Ariadne: Resources for Athenaze


Hospitality, Homecomings, Mycenae


The return of Odysseus
Odysseus, having just returned home disguised as a beggar, approaches his wife Penelope while (L to R) his father Laertes, Eumaios the swineherd, and his son Telemachus look on

When Odysseus first returned to his home in Ithaca, he was disguised as an old man and a beggar. Read how the swineherd Eumaios welcomes him with hospitality (Homer, Odyssey, Book 14.48-60).

How does Eumaios welcome Odysseus? Why does he welcome a stranger? How does Eumaios' actions parallel the actions of the hunter and the shepherd in Chapter 19?

Homer also tells of the homecoming of Agamemnon to Mycenae. In this version of the story, Nestor, king of Pylos, describes what he heard about the event (Odyssey, Book 3.250-275).

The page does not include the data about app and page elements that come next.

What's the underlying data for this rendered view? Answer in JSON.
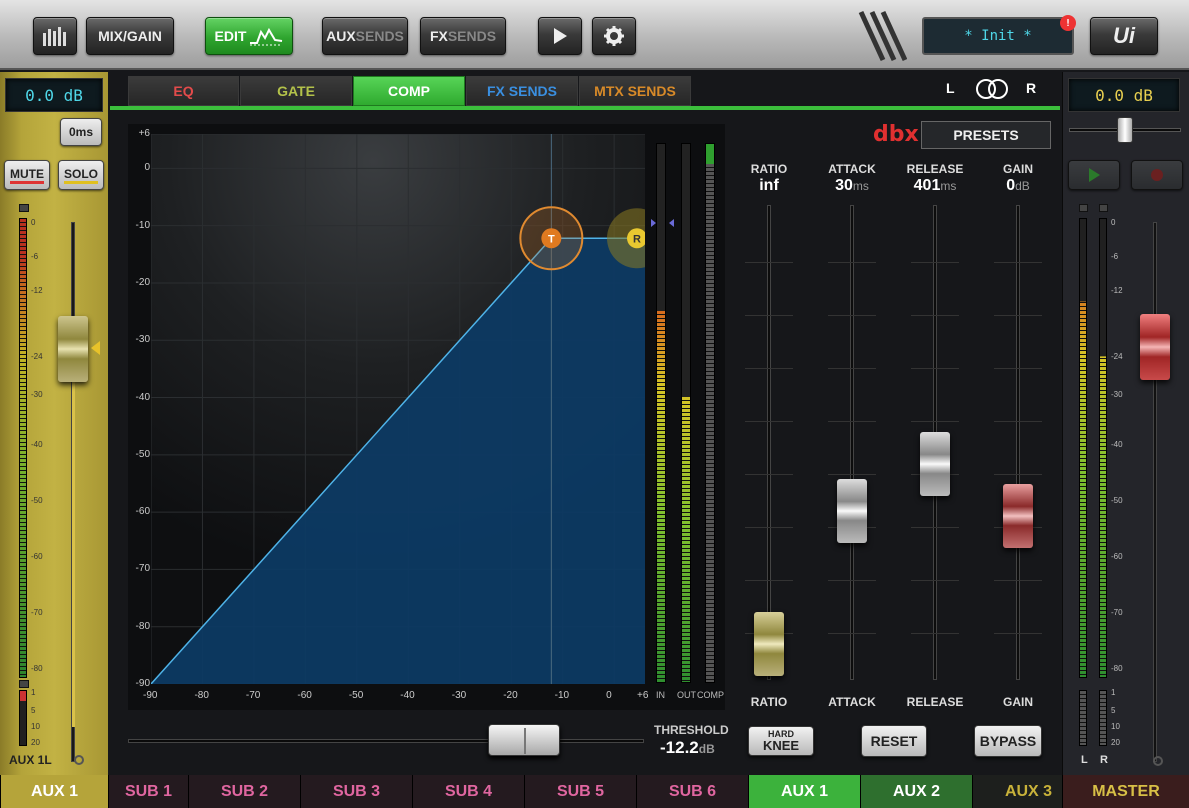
{
  "toolbar": {
    "meters_icon": "bar-meters-icon",
    "mix_gain": "MIX/GAIN",
    "edit": "EDIT",
    "aux_a": "AUX",
    "aux_b": "SENDS",
    "fx_a": "FX",
    "fx_b": "SENDS",
    "play_icon": "play-icon",
    "gear_icon": "gear-icon",
    "lcd": "* Init *",
    "alert": "!",
    "logo": "Ui"
  },
  "left": {
    "gain": "0.0 dB",
    "delay": "0ms",
    "mute": "MUTE",
    "solo": "SOLO",
    "scale": [
      "0",
      "-6",
      "-12",
      "-24",
      "-30",
      "-40",
      "-50",
      "-60",
      "-70",
      "-80",
      "1",
      "5",
      "10",
      "20"
    ],
    "name": "AUX 1L",
    "fader_level_db": -24
  },
  "tabs": [
    {
      "label": "EQ",
      "color": "#e34b4b",
      "active": false
    },
    {
      "label": "GATE",
      "color": "#b3c24a",
      "active": false
    },
    {
      "label": "COMP",
      "color": "#ffffff",
      "active": true
    },
    {
      "label": "FX SENDS",
      "color": "#3a8fe0",
      "active": false
    },
    {
      "label": "MTX SENDS",
      "color": "#d88a28",
      "active": false
    }
  ],
  "stereo": {
    "l": "L",
    "r": "R"
  },
  "graph": {
    "y_labels": [
      "+6",
      "0",
      "-10",
      "-20",
      "-30",
      "-40",
      "-50",
      "-60",
      "-70",
      "-80",
      "-90"
    ],
    "x_labels": [
      "-90",
      "-80",
      "-70",
      "-60",
      "-50",
      "-40",
      "-30",
      "-20",
      "-10",
      "0",
      "+6"
    ],
    "threshold_handle": "T",
    "ratio_handle": "R",
    "meter_labels": [
      "IN",
      "OUT",
      "COMP"
    ],
    "threshold_label": "THRESHOLD",
    "threshold_value": "-12.2",
    "threshold_unit": "dB"
  },
  "chart_data": {
    "type": "line",
    "title": "",
    "xlabel": "",
    "ylabel": "",
    "xlim": [
      -90,
      6
    ],
    "ylim": [
      -90,
      6
    ],
    "series": [
      {
        "x": [
          -90,
          -12.2,
          6
        ],
        "y": [
          -90,
          -12.2,
          -12.2
        ]
      }
    ],
    "meter_fill": {
      "in": 0.69,
      "out": 0.53,
      "comp": 0.0
    }
  },
  "comp": {
    "brand": "dbx",
    "presets": "PRESETS",
    "params": [
      {
        "name": "RATIO",
        "value": "inf",
        "unit": "",
        "level": 0.08
      },
      {
        "name": "ATTACK",
        "value": "30",
        "unit": "ms",
        "level": 0.36
      },
      {
        "name": "RELEASE",
        "value": "401",
        "unit": "ms",
        "level": 0.46
      },
      {
        "name": "GAIN",
        "value": "0",
        "unit": "dB",
        "level": 0.35
      }
    ],
    "hard": "HARD",
    "knee": "KNEE",
    "reset": "RESET",
    "bypass": "BYPASS"
  },
  "right": {
    "gain": "0.0 dB",
    "scale": [
      "0",
      "-6",
      "-12",
      "-24",
      "-30",
      "-40",
      "-50",
      "-60",
      "-70",
      "-80",
      "1",
      "5",
      "10",
      "20"
    ],
    "meter_l": "L",
    "meter_r": "R"
  },
  "bottom_tabs": [
    {
      "label": "AUX 1",
      "color": "#ffffff",
      "bg": "#b5a43a"
    },
    {
      "label": "SUB 1",
      "color": "#e066a0",
      "bg": "#241a1f"
    },
    {
      "label": "SUB 2",
      "color": "#e066a0",
      "bg": "#241a1f"
    },
    {
      "label": "SUB 3",
      "color": "#e066a0",
      "bg": "#241a1f"
    },
    {
      "label": "SUB 4",
      "color": "#e066a0",
      "bg": "#241a1f"
    },
    {
      "label": "SUB 5",
      "color": "#e066a0",
      "bg": "#241a1f"
    },
    {
      "label": "SUB 6",
      "color": "#e066a0",
      "bg": "#241a1f"
    },
    {
      "label": "AUX 1",
      "color": "#ffffff",
      "bg": "#3cb23c"
    },
    {
      "label": "AUX 2",
      "color": "#ffffff",
      "bg": "#2e6f2e"
    },
    {
      "label": "AUX 3",
      "color": "#c8b23a",
      "bg": "#1d1f1d"
    },
    {
      "label": "MASTER",
      "color": "#d8c046",
      "bg": "#3a1d1d"
    }
  ]
}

Who plotted death for Agamamnon? How does Nestor describe Aegisthus? How did Clytemnestra respond to him a first? What role do you think the bard (minstrel) played in the story? How does Aigisthos break the bonds of hospitality? How does this version of Aegisthus and Clytemnestra compare with the version reported by Dikaiopolis to Philip?

Photo Credit: Plaque with the return of Odysseus, ca. 460–450 B.C.
Greek, Melian; Terracotta; Fletcher Fund, Metropolitan Museum of Art



Classical Studies
Cornell College

Last Update: February 28, 2016 4:30 pm
John Gruber-Miller